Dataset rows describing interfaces
*** Begin section ***

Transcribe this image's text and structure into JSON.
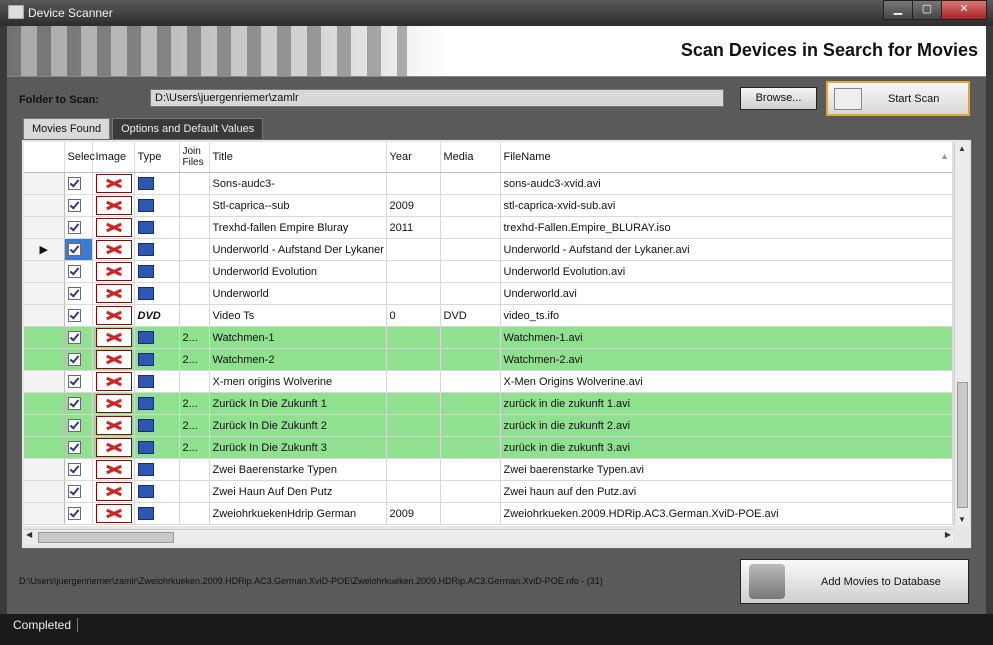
{
  "window": {
    "title": "Device Scanner"
  },
  "banner": {
    "title": "Scan Devices in Search for Movies"
  },
  "folder": {
    "label": "Folder to Scan:",
    "value": "D:\\Users\\juergenriemer\\zamlr"
  },
  "buttons": {
    "browse": "Browse...",
    "start_scan": "Start Scan",
    "add_movies": "Add Movies to Database"
  },
  "tabs": [
    {
      "label": "Movies Found"
    },
    {
      "label": "Options and Default Values"
    }
  ],
  "grid": {
    "columns": [
      "Selec",
      "Image",
      "Type",
      "Join Files",
      "Title",
      "Year",
      "Media",
      "FileName"
    ],
    "rows": [
      {
        "title": "Sons-audc3-",
        "year": "",
        "media": "",
        "join": "",
        "filename": "sons-audc3-xvid.avi",
        "type": "film",
        "hl": false,
        "current": false
      },
      {
        "title": "Stl-caprica--sub",
        "year": "2009",
        "media": "",
        "join": "",
        "filename": "stl-caprica-xvid-sub.avi",
        "type": "film",
        "hl": false,
        "current": false
      },
      {
        "title": "Trexhd-fallen Empire Bluray",
        "year": "2011",
        "media": "",
        "join": "",
        "filename": "trexhd-Fallen.Empire_BLURAY.iso",
        "type": "film",
        "hl": false,
        "current": false
      },
      {
        "title": "Underworld - Aufstand Der Lykaner",
        "year": "",
        "media": "",
        "join": "",
        "filename": "Underworld - Aufstand der Lykaner.avi",
        "type": "film",
        "hl": false,
        "current": true
      },
      {
        "title": "Underworld Evolution",
        "year": "",
        "media": "",
        "join": "",
        "filename": "Underworld Evolution.avi",
        "type": "film",
        "hl": false,
        "current": false
      },
      {
        "title": "Underworld",
        "year": "",
        "media": "",
        "join": "",
        "filename": "Underworld.avi",
        "type": "film",
        "hl": false,
        "current": false
      },
      {
        "title": "Video Ts",
        "year": "0",
        "media": "DVD",
        "join": "",
        "filename": "video_ts.ifo",
        "type": "dvd",
        "hl": false,
        "current": false
      },
      {
        "title": "Watchmen-1",
        "year": "",
        "media": "",
        "join": "2...",
        "filename": "Watchmen-1.avi",
        "type": "film",
        "hl": true,
        "current": false
      },
      {
        "title": "Watchmen-2",
        "year": "",
        "media": "",
        "join": "2...",
        "filename": "Watchmen-2.avi",
        "type": "film",
        "hl": true,
        "current": false
      },
      {
        "title": "X-men origins Wolverine",
        "year": "",
        "media": "",
        "join": "",
        "filename": "X-Men Origins Wolverine.avi",
        "type": "film",
        "hl": false,
        "current": false
      },
      {
        "title": "Zurück In Die Zukunft 1",
        "year": "",
        "media": "",
        "join": "2...",
        "filename": "zurück in die zukunft 1.avi",
        "type": "film",
        "hl": true,
        "current": false
      },
      {
        "title": "Zurück In Die Zukunft 2",
        "year": "",
        "media": "",
        "join": "2...",
        "filename": "zurück in die zukunft 2.avi",
        "type": "film",
        "hl": true,
        "current": false
      },
      {
        "title": "Zurück In Die Zukunft 3",
        "year": "",
        "media": "",
        "join": "2...",
        "filename": "zurück in die zukunft 3.avi",
        "type": "film",
        "hl": true,
        "current": false
      },
      {
        "title": "Zwei Baerenstarke Typen",
        "year": "",
        "media": "",
        "join": "",
        "filename": "Zwei baerenstarke Typen.avi",
        "type": "film",
        "hl": false,
        "current": false
      },
      {
        "title": "Zwei Haun Auf Den Putz",
        "year": "",
        "media": "",
        "join": "",
        "filename": "Zwei haun auf den Putz.avi",
        "type": "film",
        "hl": false,
        "current": false
      },
      {
        "title": "ZweiohrkuekenHdrip  German",
        "year": "2009",
        "media": "",
        "join": "",
        "filename": "Zweiohrkueken.2009.HDRip.AC3.German.XviD-POE.avi",
        "type": "film",
        "hl": false,
        "current": false
      }
    ]
  },
  "status": {
    "path": "D:\\Users\\juergenriemer\\zamlr\\Zweiohrkueken.2009.HDRip.AC3.German.XviD-POE\\Zweiohrkueken.2009.HDRip.AC3.German.XviD-POE.nfo - (31)",
    "text": "Completed"
  },
  "icons": {
    "dvd_label": "DVD"
  }
}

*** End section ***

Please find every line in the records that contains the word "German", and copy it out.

        "title": "ZweiohrkuekenHdrip  German",
        "filename": "Zweiohrkueken.2009.HDRip.AC3.German.XviD-POE.avi",
    "path": "D:\\Users\\juergenriemer\\zamlr\\Zweiohrkueken.2009.HDRip.AC3.German.XviD-POE\\Zweiohrkueken.2009.HDRip.AC3.German.XviD-POE.nfo - (31)",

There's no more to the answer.